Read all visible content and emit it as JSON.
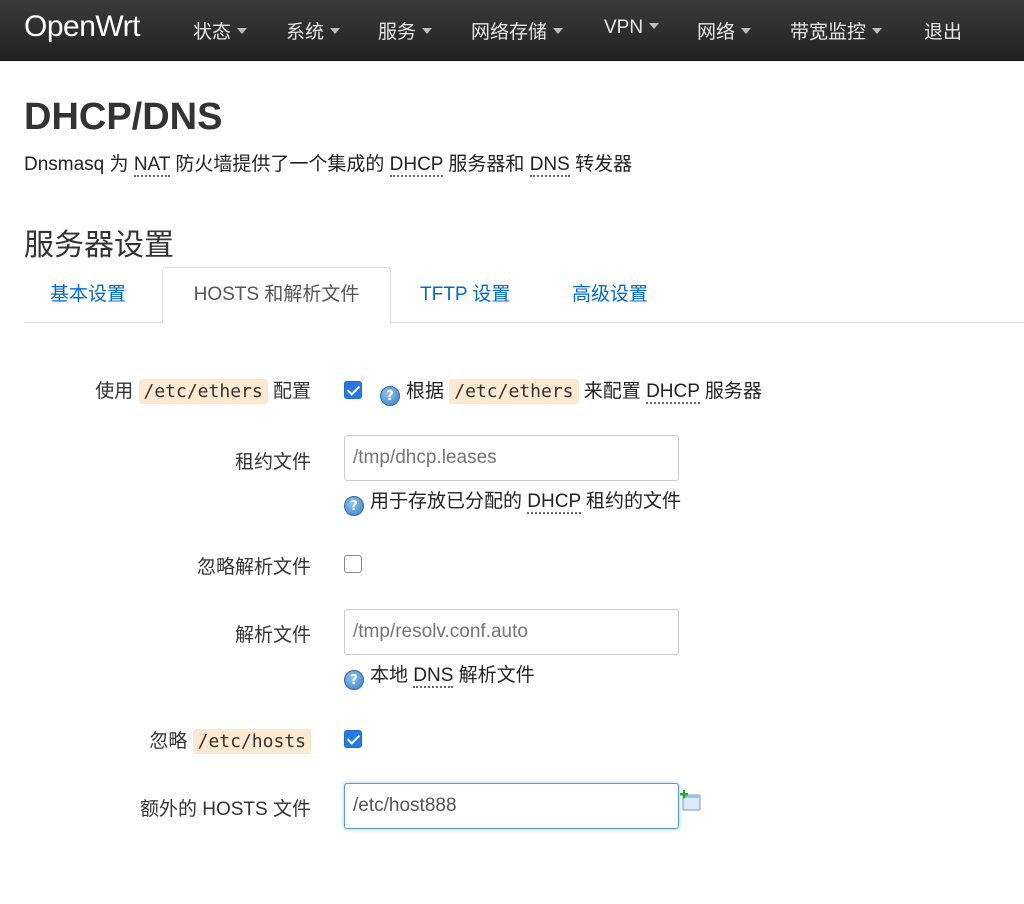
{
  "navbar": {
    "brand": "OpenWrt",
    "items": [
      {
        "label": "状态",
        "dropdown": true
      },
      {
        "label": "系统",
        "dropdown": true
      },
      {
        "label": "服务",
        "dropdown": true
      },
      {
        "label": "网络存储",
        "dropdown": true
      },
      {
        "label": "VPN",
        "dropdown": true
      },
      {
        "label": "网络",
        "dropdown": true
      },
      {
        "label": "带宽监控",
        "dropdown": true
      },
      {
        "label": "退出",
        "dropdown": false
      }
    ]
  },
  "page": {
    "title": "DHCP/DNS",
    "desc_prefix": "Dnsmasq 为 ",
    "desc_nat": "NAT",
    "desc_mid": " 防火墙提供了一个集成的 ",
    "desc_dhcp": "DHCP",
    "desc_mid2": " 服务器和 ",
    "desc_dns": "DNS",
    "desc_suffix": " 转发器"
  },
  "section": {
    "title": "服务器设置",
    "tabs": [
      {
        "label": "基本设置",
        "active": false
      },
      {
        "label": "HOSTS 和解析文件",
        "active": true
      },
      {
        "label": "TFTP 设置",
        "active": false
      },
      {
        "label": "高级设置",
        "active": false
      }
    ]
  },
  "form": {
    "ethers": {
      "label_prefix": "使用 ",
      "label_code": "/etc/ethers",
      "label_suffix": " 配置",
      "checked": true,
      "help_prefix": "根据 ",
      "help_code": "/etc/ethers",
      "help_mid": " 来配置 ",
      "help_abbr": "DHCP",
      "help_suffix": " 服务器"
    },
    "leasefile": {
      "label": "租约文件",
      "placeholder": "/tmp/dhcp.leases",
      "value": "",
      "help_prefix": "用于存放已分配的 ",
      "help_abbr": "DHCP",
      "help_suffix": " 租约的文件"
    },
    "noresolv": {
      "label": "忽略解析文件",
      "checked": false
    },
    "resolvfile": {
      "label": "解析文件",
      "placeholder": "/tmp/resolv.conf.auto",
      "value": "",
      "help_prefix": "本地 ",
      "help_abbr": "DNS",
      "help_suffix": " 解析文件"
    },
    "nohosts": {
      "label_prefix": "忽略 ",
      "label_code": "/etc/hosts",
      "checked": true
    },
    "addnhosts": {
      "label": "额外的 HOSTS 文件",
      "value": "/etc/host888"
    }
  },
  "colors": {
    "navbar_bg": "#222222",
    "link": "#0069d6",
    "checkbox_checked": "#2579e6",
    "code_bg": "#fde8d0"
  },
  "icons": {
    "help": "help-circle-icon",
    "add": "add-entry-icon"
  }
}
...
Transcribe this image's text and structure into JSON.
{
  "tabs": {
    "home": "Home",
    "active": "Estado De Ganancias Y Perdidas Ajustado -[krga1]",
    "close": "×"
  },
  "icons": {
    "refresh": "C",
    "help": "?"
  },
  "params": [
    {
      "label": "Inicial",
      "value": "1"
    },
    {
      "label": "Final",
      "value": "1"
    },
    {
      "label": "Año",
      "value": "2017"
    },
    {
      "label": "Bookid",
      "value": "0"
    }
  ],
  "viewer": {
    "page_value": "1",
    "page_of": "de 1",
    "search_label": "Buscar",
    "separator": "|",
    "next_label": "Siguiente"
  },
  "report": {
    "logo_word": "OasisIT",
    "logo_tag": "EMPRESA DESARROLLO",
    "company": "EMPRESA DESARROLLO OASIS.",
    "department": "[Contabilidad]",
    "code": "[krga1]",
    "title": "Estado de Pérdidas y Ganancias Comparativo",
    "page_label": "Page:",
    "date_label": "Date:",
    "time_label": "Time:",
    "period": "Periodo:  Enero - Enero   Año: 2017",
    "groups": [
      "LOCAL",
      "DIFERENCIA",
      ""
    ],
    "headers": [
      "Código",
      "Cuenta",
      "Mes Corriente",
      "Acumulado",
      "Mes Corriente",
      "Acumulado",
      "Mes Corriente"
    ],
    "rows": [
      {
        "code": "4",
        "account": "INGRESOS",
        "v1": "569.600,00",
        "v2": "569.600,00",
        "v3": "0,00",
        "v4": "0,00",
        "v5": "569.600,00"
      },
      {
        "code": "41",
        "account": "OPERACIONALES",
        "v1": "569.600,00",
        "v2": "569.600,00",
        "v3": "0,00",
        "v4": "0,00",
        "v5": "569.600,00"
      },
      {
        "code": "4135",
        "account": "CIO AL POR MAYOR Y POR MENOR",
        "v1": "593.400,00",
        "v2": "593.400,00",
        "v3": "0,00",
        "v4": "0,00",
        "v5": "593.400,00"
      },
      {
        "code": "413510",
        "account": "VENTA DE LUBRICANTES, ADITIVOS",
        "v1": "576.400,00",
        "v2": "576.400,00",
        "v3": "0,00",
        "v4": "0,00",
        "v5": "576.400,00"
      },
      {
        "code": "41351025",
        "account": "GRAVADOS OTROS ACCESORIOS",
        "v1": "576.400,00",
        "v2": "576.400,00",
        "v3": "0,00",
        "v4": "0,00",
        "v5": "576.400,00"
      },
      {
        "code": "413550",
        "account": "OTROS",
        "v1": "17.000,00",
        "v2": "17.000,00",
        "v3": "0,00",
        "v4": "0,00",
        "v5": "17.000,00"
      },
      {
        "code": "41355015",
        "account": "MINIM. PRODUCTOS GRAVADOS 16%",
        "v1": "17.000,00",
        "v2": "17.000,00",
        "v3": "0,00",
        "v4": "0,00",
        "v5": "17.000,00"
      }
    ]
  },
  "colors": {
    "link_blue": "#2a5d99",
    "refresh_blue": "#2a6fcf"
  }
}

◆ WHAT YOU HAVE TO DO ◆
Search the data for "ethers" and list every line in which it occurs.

◆ WRITTEN SOLUTION ◆
    "ethers": {
      "label_code": "/etc/ethers",
      "help_code": "/etc/ethers",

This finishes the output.